Teen cult favourites, such as Never Been Kissed, Cruel Intentions, Varsity Blues and American Pie, were among the choices, according to an extensive list Sargent provided to Global News.
“Like influenza, images in Hollywood movies begin in one region of the world then spread globally, where they may affect drinking behaviours of adolescents everywhere they are distributed,” Sargent wrote in his study published in the British Medical Journal.
The link between Hollywood movies’ use of alcohol and teen drinking habits
The number of seconds of on-screen alcohol use was measured using trained coders and results showed that youth were watching an estimated 4.5 hours of on screen alcohol use while many had seen more than eight hours.
Sargent’s findings revealed that over two years, the number of teens who started drinking alcohol more than doubled from 11 per cent to 25 per cent while the proportion who began binge drinking – or consuming five or more drinks in a row – tripled to 13 per cent from four per cent.
Some worrying findings from Sargent’s study also showed:
– Watching celebrities drink alcohol in movies accounted for 28 per cent of the proportion of teens who started drinking between surveys and 20 per cent of those who moved on to binge drinking
– Teens who watched most movies featuring alcohol were 63 per cent likelier to progress into binge drinking
– The link was seen not just with characters drinking but with alcohol product placement
– Having friends who drank was the first influence factor while movies was the third-highest risk
– Parents who drink, having money to buy alcohol and access to drinks at home weren’t ranked as high as the other risk factors
A Canadian perspective
Youth may be drinking and acting out because they don’t clearly see the repercussions of too consuming much alcohol in movies, says Dr. Oren Amitay, a Toronto-based clinical psychologist and Ryerson University lecturer who also conducts parenting assessments.
“Look at the kids portrayed today in movies, whatever they want they get.
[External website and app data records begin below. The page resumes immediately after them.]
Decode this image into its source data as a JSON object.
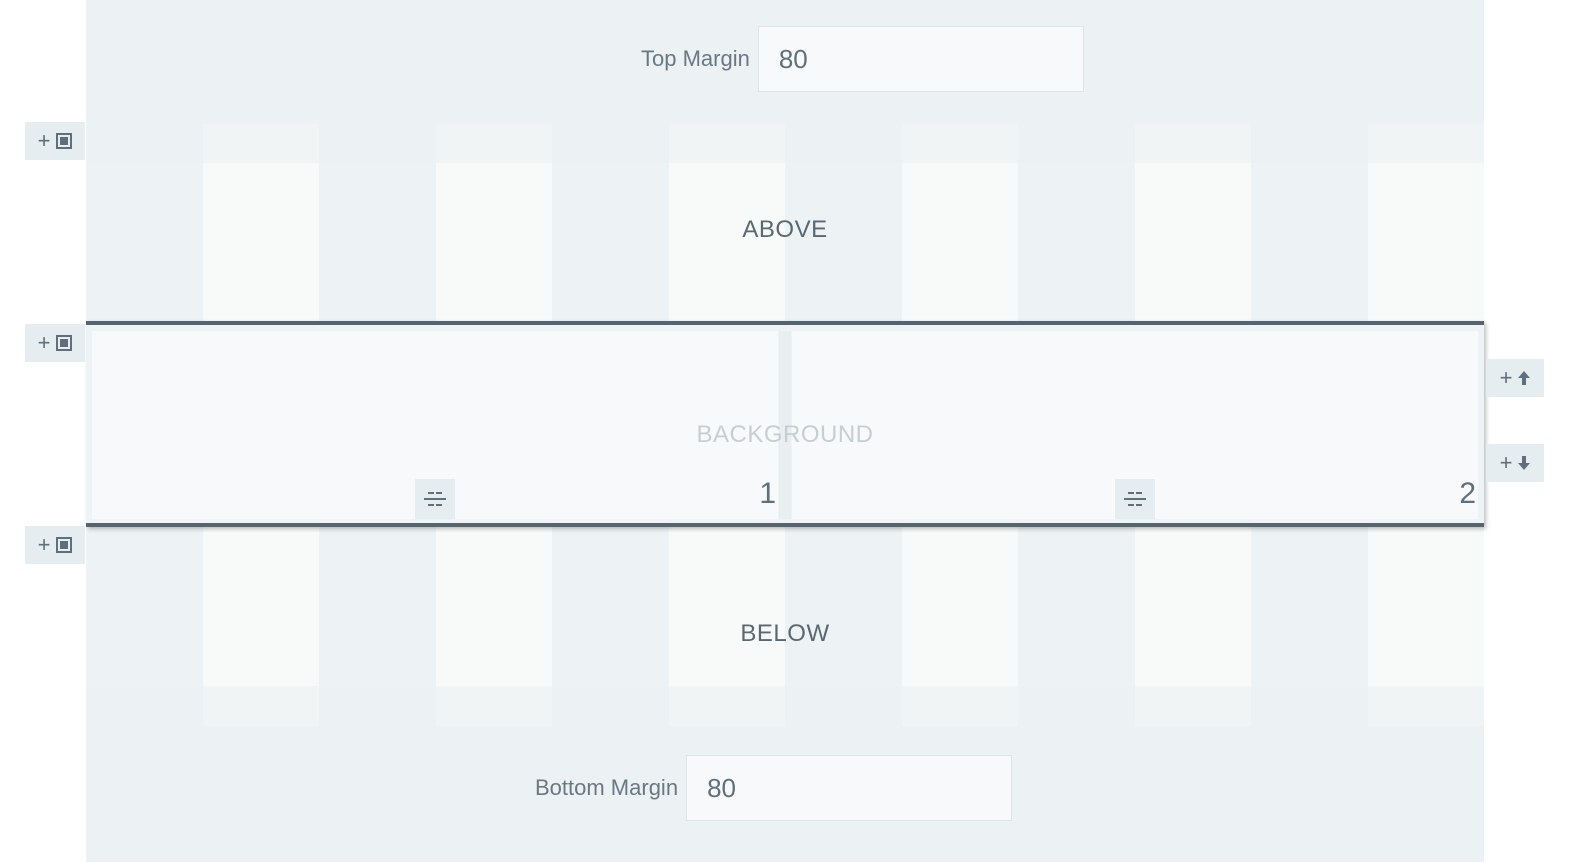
{
  "top_margin": {
    "label": "Top Margin",
    "value": "80"
  },
  "bottom_margin": {
    "label": "Bottom Margin",
    "value": "80"
  },
  "rows": {
    "above": "ABOVE",
    "below": "BELOW",
    "background": "BACKGROUND"
  },
  "columns": [
    {
      "number": "1"
    },
    {
      "number": "2"
    }
  ],
  "controls": {
    "add_symbol": "+",
    "up_arrow": "🡅",
    "down_arrow": "🡇"
  },
  "colors": {
    "border": "#546470",
    "text": "#5f6f7b",
    "canvas": "#eef3f5"
  }
}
There are sometimes repercussions, but you see a lot of people doing the same thing and only a couple of people see the repercussions. That isn’t much of a deterrent,” he told Global News.
He said teens also have trouble separating reality from what they see on television, in movies and on the Internet.
“(Movies are) real life to them. They think it’s art imitating life and they think the movies are just a reflection of the real world where everyone’s doing it. Same with violence and everything else, it becomes just a norm,” he said.
The study’s cohort was also at an age where they’re “programmed” to rebel and to look for their identity in ways that may not be acceptable to their parents, Dr. Amitay noted.
The study also suggested that alcohol in movies is presented in “positive situations.”
Advice to parents
While Sargent’s report recommends that Hollywood adopt some restrictions for alcohol product placement in movies, Dr. Amitay says that parents should have an “open, honest” talk with their kids.
“Don’t tell them drugs are bad, don’t do them or you’ll die because that’s not going to cut it. And don’t tell them you used to do this or that at their age, because that rarely ever works,” he said.
“It’s having open dialogue, knowing the kinds of movies kids are seeing and asking their thoughts about it. Ask if certain issues are discussed at school, and start off slowly to find out where they’re at,” he said.
Another important aspect is to teach kids about “media savvy” before the age of 10 so they can watch television shows and movies with an understanding that what they see on the screen isn’t reality.
“The tone is interest and concern, not punitive,” he said, noting that if kids fear telling their parents that something has gone wrong, they’re more likely to hide the situation.
Sargent’s study noted that smoking in movies has decreased since film regulations banned product placement of cigarettes. These restrictions don’t apply to the alcohol industry, however.